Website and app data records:
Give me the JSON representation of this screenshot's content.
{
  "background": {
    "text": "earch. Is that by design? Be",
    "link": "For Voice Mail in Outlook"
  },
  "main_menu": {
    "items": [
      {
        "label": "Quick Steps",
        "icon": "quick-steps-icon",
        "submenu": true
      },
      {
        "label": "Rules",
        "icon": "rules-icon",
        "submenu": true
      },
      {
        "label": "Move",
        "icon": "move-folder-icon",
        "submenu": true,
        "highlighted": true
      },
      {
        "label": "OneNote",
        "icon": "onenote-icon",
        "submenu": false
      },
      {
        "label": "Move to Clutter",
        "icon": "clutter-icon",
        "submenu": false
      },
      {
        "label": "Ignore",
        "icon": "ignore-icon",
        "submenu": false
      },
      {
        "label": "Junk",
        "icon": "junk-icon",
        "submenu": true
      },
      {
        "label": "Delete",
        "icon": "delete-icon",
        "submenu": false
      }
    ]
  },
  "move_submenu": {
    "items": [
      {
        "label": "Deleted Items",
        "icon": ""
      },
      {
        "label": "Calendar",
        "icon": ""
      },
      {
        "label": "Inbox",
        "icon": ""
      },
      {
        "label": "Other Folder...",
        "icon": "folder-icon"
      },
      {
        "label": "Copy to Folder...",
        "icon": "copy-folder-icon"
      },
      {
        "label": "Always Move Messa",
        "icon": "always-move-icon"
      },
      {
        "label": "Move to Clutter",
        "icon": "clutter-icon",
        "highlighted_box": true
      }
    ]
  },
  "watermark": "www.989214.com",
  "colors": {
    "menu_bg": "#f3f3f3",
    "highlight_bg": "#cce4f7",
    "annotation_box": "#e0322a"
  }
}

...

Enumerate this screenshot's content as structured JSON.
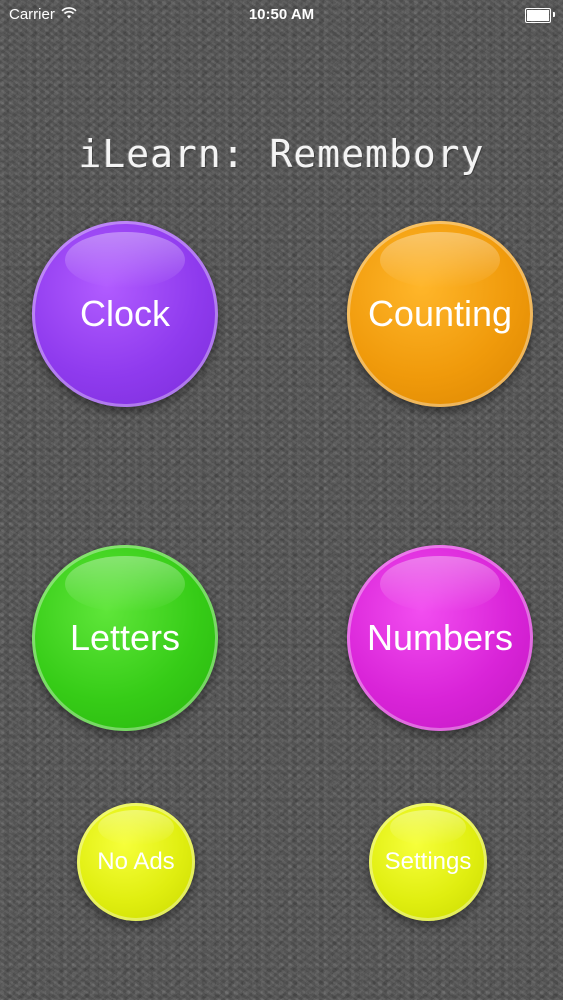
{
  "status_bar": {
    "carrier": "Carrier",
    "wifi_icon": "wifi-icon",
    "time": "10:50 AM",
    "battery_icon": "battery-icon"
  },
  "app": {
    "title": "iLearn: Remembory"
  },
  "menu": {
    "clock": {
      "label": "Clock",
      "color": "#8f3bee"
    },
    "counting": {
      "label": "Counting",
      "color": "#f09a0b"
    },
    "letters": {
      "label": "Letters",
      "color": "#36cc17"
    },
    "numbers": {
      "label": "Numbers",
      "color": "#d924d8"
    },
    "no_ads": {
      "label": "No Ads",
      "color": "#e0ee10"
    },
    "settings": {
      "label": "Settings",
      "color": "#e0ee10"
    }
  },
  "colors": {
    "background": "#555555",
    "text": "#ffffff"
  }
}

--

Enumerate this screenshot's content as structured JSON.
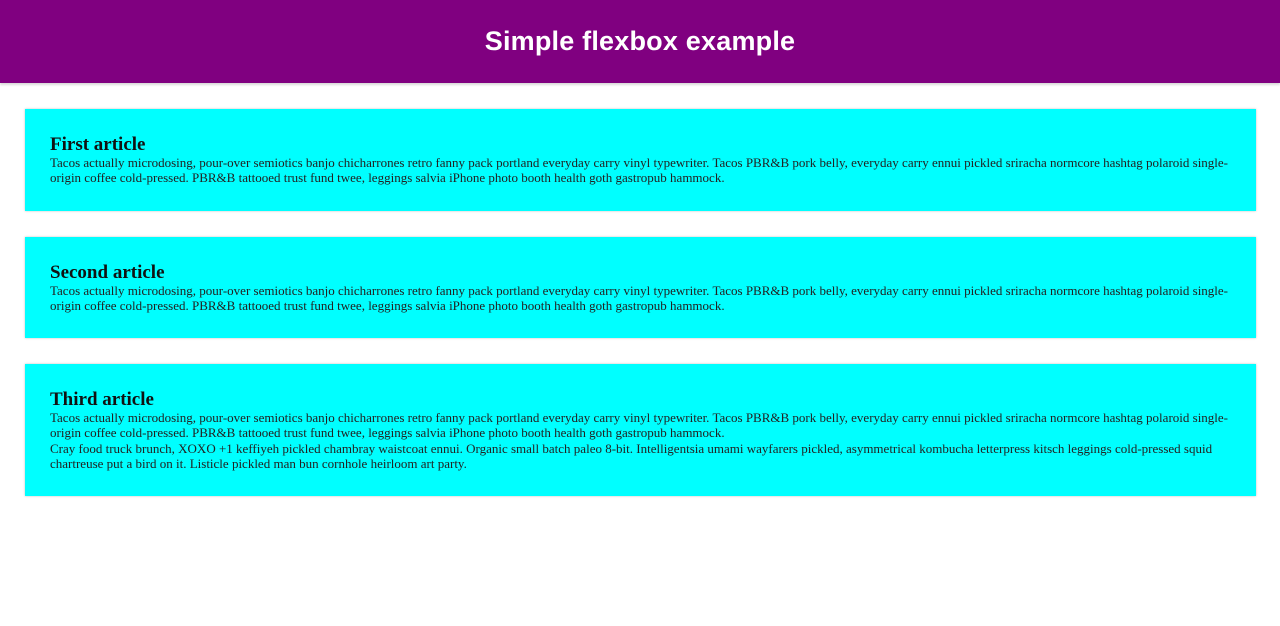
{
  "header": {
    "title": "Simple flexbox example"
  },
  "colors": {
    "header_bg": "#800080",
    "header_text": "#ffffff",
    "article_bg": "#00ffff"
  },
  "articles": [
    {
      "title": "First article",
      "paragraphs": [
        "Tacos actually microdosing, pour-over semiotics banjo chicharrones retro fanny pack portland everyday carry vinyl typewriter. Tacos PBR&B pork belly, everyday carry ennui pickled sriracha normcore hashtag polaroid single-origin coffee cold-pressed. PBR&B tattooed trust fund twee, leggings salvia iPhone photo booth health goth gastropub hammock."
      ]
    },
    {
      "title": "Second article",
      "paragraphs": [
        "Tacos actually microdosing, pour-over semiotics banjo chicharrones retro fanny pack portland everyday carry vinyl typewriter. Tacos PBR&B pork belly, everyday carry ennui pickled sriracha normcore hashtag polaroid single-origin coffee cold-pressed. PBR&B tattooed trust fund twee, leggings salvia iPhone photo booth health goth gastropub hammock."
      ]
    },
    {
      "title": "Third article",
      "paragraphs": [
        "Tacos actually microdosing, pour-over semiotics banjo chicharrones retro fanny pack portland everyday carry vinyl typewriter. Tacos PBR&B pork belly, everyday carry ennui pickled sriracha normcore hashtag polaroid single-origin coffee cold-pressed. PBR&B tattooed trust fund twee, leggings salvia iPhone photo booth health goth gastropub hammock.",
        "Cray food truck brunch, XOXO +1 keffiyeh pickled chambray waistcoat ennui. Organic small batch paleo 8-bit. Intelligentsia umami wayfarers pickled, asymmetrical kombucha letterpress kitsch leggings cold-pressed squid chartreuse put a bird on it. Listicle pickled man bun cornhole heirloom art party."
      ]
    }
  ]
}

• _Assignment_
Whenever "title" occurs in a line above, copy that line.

• _Output for this task_
    "title": "iLearn: Remembory"
    "title": "Simple flexbox example"
      "title": "First article",
      "title": "Second article",
      "title": "Third article",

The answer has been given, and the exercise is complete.